Collected data:
--------------------------------------------------

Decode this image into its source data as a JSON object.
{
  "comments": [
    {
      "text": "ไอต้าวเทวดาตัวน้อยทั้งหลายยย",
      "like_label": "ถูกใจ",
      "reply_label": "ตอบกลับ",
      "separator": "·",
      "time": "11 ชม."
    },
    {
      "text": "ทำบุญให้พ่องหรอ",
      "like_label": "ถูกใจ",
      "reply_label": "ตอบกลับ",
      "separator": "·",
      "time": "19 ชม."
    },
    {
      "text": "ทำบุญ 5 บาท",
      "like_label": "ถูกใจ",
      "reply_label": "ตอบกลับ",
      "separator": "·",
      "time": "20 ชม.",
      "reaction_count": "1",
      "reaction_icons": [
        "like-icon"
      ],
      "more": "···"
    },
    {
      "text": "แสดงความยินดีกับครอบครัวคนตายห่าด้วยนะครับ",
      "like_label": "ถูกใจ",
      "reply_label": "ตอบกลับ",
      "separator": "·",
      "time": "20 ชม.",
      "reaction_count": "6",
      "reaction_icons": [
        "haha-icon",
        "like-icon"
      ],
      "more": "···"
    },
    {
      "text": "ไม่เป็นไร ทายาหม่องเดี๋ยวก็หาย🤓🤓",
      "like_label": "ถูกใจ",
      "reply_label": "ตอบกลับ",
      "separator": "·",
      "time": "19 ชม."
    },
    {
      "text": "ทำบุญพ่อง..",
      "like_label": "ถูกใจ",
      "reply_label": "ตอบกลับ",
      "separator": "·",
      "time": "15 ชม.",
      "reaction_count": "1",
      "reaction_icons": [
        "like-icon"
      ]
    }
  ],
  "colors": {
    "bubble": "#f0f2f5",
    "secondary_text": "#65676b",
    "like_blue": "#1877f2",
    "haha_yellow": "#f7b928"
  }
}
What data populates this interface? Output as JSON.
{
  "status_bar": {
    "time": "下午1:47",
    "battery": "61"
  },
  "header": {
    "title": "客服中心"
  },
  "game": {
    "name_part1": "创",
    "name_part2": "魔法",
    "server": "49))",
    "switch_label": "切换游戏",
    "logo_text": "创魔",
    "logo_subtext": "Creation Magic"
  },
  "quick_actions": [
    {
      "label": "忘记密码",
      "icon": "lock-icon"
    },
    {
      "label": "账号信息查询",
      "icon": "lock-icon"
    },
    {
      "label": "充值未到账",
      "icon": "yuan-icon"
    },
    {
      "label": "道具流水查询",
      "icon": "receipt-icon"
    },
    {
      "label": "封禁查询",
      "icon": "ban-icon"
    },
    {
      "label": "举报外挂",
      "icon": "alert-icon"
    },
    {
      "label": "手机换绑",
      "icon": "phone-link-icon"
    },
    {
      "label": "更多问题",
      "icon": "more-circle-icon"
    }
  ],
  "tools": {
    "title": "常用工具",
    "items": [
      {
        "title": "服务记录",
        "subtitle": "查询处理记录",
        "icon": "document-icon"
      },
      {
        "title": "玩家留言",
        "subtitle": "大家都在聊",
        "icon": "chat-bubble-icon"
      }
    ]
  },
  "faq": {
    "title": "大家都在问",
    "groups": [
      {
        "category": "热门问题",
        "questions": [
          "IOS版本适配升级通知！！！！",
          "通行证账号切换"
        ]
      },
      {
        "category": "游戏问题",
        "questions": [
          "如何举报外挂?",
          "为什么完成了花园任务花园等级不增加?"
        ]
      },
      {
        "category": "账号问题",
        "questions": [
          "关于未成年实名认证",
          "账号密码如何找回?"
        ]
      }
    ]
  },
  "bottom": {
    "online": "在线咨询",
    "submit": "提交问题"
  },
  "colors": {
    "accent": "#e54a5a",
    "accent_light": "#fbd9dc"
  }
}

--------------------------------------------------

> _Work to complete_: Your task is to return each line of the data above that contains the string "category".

> _Task output_:
        "category": "热门问题",
        "category": "游戏问题",
        "category": "账号问题",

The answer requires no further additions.